TASK DESCRIPTION
Copy out the lines below that hold the word "this".

......

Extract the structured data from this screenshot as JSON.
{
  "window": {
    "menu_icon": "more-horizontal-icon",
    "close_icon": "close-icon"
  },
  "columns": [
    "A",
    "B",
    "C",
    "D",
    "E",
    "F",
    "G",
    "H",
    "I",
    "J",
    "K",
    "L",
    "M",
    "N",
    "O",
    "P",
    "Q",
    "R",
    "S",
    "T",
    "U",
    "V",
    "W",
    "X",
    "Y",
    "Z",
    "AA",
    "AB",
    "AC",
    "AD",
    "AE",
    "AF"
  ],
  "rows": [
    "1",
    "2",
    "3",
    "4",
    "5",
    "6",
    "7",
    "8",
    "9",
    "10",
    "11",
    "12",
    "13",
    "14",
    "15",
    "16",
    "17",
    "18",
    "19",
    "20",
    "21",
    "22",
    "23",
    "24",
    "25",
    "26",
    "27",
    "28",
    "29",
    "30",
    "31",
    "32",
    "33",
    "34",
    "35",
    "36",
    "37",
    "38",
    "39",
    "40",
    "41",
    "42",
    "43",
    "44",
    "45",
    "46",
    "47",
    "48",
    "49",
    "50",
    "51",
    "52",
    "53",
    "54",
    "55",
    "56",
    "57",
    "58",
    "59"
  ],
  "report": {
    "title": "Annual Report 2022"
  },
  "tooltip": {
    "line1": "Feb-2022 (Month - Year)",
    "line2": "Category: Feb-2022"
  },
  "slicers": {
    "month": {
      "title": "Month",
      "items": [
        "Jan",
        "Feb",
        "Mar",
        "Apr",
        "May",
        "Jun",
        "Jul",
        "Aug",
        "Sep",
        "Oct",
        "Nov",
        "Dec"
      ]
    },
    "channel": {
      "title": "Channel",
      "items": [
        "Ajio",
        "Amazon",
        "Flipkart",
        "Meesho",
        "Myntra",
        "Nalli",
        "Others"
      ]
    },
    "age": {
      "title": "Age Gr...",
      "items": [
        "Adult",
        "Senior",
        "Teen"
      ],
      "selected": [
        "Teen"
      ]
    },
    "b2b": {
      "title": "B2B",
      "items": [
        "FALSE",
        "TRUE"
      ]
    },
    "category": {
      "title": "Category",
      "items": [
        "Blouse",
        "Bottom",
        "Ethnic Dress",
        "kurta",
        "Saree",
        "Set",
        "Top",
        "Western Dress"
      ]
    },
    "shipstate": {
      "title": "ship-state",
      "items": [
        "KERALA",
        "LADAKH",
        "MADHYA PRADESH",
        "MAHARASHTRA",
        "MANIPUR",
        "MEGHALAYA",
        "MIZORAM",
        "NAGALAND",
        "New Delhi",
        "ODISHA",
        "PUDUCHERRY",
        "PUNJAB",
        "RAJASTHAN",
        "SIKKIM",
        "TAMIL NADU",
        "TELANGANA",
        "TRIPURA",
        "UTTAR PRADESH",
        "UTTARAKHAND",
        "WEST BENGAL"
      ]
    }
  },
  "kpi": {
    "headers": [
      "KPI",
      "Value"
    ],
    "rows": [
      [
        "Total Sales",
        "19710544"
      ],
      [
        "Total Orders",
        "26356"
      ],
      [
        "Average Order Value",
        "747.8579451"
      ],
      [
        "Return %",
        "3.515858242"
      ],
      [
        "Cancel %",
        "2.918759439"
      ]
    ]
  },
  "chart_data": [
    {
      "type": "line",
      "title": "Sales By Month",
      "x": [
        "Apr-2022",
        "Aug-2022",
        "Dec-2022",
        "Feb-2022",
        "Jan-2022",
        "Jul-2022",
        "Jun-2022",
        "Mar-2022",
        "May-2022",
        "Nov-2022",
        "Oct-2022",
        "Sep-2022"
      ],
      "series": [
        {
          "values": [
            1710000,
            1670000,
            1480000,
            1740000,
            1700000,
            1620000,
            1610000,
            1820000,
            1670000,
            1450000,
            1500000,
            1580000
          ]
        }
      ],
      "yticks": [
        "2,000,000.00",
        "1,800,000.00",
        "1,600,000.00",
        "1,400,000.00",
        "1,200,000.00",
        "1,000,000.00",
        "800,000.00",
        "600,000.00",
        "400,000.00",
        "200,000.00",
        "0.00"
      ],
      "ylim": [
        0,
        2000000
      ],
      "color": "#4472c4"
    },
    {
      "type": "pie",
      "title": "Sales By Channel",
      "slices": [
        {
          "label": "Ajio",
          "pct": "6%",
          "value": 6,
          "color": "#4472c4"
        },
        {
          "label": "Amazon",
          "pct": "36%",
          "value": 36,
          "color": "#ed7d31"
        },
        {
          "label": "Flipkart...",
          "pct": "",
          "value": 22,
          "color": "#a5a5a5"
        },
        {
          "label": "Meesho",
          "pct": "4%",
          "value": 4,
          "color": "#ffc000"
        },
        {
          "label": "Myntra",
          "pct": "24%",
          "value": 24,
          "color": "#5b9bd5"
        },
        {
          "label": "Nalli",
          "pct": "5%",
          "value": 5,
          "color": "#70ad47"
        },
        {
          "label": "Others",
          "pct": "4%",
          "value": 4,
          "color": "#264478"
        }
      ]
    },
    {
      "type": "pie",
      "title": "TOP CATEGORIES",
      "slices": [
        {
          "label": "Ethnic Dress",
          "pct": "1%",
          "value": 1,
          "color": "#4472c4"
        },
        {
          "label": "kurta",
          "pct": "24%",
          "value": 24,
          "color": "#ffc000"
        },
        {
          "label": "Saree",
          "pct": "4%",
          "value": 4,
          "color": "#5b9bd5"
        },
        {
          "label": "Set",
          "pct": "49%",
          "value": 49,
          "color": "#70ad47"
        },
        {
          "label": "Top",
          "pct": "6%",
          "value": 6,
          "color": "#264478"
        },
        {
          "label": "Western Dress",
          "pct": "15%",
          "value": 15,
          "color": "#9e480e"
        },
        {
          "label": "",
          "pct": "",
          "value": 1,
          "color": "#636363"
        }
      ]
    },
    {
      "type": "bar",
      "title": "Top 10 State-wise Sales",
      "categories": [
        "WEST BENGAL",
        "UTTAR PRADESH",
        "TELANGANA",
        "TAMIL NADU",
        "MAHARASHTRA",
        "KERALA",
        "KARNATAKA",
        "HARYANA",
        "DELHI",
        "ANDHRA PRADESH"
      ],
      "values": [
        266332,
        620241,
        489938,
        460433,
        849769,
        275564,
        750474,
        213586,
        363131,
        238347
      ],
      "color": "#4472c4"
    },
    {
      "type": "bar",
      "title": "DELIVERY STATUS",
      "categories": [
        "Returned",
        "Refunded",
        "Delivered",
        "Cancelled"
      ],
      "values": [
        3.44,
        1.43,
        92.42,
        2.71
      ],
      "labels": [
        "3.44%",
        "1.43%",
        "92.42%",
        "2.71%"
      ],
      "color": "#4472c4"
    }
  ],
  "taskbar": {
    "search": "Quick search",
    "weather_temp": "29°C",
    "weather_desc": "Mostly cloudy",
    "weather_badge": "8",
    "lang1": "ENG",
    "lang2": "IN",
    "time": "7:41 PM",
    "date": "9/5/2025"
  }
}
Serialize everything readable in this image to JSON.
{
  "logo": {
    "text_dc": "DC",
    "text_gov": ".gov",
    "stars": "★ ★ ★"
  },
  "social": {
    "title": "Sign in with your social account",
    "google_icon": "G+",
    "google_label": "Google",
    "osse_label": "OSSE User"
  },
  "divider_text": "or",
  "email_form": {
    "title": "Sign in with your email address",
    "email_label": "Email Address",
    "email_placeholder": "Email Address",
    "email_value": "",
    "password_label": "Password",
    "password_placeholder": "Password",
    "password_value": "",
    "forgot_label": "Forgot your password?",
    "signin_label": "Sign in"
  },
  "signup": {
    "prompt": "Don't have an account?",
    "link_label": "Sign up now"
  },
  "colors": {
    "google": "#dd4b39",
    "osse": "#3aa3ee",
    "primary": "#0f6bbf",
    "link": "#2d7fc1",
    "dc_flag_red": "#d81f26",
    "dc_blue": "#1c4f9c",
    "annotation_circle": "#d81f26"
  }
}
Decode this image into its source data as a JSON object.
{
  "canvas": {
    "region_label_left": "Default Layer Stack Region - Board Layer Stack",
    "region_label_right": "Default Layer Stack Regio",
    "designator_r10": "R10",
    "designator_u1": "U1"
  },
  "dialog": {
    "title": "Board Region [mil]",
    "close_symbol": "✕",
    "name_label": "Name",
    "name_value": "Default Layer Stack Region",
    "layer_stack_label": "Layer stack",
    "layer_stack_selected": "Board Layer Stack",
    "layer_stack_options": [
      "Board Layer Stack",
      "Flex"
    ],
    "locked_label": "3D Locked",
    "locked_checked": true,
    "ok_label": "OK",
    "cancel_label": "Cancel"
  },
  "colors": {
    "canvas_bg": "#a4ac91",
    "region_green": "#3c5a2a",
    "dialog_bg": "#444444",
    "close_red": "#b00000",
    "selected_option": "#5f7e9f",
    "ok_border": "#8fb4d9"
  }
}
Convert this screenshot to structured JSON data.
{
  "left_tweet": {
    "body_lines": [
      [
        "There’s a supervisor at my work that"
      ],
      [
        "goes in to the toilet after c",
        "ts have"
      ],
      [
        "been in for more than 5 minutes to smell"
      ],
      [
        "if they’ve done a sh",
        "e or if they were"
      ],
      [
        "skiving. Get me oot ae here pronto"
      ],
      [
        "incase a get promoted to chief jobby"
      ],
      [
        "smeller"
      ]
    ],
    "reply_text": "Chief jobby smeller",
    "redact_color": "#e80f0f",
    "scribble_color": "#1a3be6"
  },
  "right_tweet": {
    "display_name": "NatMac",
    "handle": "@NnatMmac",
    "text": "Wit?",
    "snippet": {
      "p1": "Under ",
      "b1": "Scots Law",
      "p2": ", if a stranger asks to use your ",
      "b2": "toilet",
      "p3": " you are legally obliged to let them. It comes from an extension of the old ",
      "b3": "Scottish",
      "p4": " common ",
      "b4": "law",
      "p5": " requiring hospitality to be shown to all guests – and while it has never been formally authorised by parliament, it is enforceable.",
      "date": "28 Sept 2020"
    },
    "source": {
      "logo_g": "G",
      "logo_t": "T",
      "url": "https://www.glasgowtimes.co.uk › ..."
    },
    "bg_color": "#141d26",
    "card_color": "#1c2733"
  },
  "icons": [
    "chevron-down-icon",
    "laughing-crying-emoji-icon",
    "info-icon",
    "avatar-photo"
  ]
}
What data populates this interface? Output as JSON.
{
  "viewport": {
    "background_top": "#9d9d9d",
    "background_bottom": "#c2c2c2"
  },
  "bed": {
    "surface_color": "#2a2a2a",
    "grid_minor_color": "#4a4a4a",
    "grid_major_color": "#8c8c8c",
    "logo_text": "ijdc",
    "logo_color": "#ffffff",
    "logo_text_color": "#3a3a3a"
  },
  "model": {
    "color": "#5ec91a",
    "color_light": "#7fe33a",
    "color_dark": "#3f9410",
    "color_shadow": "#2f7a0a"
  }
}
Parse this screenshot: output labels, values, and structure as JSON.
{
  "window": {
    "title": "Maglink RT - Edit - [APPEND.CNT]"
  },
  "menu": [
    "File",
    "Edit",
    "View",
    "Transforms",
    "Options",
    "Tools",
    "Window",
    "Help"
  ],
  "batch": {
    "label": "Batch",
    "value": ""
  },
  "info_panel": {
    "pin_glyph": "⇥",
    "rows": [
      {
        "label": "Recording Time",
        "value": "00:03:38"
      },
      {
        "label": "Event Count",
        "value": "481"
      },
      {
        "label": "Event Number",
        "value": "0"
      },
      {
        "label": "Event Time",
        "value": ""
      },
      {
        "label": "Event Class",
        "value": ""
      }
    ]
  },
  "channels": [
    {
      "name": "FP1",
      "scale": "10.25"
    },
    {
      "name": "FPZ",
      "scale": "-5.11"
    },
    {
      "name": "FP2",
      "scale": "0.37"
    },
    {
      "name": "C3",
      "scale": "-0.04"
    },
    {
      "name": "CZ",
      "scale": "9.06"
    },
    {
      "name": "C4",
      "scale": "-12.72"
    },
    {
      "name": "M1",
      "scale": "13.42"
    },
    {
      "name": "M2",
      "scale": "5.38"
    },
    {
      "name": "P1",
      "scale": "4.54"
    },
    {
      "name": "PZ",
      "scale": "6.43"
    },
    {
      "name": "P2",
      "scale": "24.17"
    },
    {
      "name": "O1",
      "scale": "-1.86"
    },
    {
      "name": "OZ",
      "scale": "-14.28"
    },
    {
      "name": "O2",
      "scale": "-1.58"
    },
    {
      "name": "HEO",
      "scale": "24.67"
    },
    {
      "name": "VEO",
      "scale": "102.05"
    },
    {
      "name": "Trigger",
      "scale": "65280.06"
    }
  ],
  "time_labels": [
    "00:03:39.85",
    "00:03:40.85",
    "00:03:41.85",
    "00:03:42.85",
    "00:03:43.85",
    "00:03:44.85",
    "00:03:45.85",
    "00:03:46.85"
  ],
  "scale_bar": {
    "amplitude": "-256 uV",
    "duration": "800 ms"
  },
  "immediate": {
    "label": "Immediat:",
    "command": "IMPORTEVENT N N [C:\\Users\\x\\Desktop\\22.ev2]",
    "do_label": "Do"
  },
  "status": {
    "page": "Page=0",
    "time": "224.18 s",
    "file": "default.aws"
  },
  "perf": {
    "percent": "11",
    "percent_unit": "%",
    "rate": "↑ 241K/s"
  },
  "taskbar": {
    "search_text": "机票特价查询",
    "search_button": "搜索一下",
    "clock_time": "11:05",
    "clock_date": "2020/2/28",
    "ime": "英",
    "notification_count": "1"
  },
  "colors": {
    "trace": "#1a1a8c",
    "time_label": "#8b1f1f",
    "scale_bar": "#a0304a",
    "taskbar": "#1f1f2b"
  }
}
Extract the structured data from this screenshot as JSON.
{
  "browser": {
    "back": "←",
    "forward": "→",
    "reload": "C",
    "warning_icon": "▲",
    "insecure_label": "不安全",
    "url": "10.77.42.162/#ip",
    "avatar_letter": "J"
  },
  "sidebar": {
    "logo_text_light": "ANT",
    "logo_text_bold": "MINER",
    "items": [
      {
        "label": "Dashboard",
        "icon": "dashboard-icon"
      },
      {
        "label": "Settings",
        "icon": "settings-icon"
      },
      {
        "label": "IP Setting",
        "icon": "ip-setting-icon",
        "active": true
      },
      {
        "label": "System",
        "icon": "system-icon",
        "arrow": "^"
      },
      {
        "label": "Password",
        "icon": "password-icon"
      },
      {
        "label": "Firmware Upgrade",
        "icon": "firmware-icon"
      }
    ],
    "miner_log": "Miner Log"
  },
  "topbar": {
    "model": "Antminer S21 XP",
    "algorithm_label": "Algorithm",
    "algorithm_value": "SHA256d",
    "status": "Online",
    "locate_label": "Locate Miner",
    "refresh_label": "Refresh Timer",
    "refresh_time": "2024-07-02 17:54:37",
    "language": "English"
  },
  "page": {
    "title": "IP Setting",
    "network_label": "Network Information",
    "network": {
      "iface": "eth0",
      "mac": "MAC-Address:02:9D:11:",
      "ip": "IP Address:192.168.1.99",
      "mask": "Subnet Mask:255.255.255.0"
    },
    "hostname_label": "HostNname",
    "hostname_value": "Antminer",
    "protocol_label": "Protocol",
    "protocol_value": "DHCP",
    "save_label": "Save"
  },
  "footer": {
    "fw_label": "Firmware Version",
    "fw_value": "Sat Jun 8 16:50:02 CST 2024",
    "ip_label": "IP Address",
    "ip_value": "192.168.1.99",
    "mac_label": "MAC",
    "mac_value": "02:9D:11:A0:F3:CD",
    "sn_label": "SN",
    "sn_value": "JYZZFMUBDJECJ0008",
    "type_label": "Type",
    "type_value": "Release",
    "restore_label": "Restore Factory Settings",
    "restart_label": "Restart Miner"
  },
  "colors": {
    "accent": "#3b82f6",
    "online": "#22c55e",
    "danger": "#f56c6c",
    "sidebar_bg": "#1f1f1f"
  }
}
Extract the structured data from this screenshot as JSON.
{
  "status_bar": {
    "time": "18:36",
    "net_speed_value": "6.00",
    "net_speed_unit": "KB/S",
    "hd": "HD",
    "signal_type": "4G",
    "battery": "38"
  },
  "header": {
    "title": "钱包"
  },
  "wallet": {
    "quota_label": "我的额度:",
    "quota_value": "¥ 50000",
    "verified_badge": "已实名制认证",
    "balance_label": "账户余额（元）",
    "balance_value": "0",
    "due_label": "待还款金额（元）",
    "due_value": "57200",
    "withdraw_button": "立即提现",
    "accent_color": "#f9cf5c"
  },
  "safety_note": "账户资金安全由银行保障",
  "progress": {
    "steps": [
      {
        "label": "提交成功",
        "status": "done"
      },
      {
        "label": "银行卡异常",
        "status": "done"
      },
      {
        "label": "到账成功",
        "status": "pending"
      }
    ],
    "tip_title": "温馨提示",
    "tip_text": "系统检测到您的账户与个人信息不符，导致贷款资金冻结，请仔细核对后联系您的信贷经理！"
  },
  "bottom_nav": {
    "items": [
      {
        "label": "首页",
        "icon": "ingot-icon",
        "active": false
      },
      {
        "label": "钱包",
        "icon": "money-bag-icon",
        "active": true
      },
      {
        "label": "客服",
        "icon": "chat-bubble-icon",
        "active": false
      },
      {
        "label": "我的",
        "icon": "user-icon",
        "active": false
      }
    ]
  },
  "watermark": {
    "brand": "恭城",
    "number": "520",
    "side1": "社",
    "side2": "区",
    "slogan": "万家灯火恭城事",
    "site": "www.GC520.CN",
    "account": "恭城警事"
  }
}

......

TASK OUTPUT
Extract the structured data from this screenshot as JSON.
Serialize everything readable in this image to JSON.
Decode this image into its source data as a JSON object.
Convert this screenshot to structured JSON data.
What data populates this interface? Output as JSON.
Parse this screenshot: output labels, values, and structure as JSON.
Extract the structured data from this screenshot as JSON.
Extract the structured data from this screenshot as JSON.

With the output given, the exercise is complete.